In the Eyrie, Sansa Stark poses as Petyr Baelish's bastard daughter Alayne, befriending young Robert Arryn, managing the household for her "father," and receiving informal training in royal politics from him. He eventually reveals that he has betrothed her to Harrold Hardyng, Robert's heir; when the sickly Robert dies, Sansa will reveal her true identity, and reclaim her family stronghold of Winterfell.
As the novel ends, a winter that will likely last for years descends on Westeros, promising famine and suffering for an already war-ravaged land.
The reason for the subsequent delays were that the novel grew too long and the format changed from the previous book, with the introduction of short-lived POV characters who only had one or two chapters apiece. Martin also wrote a 250-page prologue to the novel which he then scrapped and scattered throughout the novel.
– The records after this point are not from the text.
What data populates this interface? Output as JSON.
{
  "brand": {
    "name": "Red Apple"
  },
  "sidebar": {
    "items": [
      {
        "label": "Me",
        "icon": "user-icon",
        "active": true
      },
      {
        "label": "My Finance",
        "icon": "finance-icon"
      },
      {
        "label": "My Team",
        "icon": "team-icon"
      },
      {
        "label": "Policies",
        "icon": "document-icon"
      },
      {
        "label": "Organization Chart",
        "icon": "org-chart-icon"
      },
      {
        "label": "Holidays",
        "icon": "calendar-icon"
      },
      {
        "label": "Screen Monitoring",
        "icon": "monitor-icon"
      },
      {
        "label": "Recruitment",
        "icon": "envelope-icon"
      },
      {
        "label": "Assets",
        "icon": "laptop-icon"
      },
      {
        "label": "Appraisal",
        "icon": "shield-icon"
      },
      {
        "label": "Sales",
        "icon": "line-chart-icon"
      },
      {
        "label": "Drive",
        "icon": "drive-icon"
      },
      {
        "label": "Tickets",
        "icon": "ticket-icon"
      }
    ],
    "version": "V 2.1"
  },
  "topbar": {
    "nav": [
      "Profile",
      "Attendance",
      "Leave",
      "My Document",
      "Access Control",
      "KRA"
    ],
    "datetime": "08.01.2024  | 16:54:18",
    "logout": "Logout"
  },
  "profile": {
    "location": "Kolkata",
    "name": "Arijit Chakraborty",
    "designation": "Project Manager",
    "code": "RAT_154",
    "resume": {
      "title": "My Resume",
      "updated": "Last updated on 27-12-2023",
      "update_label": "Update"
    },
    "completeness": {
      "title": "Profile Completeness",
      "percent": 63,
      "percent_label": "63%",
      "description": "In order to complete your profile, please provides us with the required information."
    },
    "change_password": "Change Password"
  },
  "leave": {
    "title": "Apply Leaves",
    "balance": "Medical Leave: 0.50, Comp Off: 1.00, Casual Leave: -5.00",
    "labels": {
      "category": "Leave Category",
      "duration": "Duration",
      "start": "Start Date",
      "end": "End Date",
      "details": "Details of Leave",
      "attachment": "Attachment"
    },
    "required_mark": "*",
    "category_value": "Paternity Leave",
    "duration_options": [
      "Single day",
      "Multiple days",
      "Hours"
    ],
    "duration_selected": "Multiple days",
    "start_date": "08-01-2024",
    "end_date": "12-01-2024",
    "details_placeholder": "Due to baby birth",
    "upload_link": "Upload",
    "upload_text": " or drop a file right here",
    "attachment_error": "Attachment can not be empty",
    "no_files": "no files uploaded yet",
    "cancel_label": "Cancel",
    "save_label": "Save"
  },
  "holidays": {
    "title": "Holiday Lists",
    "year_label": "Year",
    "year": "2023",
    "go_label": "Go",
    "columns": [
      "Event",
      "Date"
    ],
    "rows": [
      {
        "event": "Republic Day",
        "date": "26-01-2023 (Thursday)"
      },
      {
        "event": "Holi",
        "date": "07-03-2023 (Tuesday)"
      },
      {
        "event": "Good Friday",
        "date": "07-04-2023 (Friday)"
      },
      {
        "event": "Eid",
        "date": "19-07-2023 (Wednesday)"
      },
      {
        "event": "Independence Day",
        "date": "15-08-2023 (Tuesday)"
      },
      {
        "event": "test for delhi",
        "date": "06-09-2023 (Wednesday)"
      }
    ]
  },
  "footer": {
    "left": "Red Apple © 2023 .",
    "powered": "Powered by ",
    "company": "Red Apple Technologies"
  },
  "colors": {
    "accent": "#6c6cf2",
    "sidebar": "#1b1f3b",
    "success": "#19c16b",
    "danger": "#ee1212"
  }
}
Finally, when the novel was nearing completion his publishers realised it was significantly longer than A Storm of Swords and requested it be split in half for publication. After initially considering publishing it as 'Part 1' and 'Part 2', Martin's friend and fellow author Daniel Abraham suggested splitting it by POV and location instead, which Martin agreed with. Thus A Feast for Crows only contains the POV characters from the South of the Seven Kingdoms and the Iron Islands. The characters in the North, in the Free Cities and in Meereen (including fan-favourites Tyrion Lannister, Jon Snow and Daenerys Targaryen) will return in the fifth book. The split of the novel also meant that the series would be seven rather than six books long. A Dance with Dragons remains the title of the fifth book.
Martin supplied a note at the end of A Feast for Crows explaining the reason for the split and promising that A Dance with Dragons would follow with the missing POV characters 'next year'. However, subsequently Martin embarked on a four-month signing tour in the US, Canada and Europe at the request of his publishers and lost that time in writing the novel. As of now, the expected publishing date is April 2009.
In A Storm of Swords, a ship named the Cobblecat is mentioned as the vessel Davos Seaworth was sailing on when he first saw the Wall. This is possibly an allusion to the cobalcat (shortened from cobalt panther); a fictional feline from Martin's short story A Beast For Norn.
In the chapter titled "The Kraken's Daughter", Lord Rodrik Harlaw mentions an Archmaester named Rigney and his (Rigney's) belief that time is a wheel. This seems to be an allusion to fantasy author Robert Jordan (whose real name is James Rigney) and his popular series, The Wheel of Time. Another character first mentioned in A Storm of Swords, the Dornish lord Trebor Jordayne of the Tor, is also an allusion to Jordan: Tor Books is Jordan's best-known publisher, and "Trebor" is "Robert" backwards.
In the Chapter "Cat of the Canals" a reference is made to a story about the "Lord of the Woeful Countance," which is believed to be a reference to Don Quixote.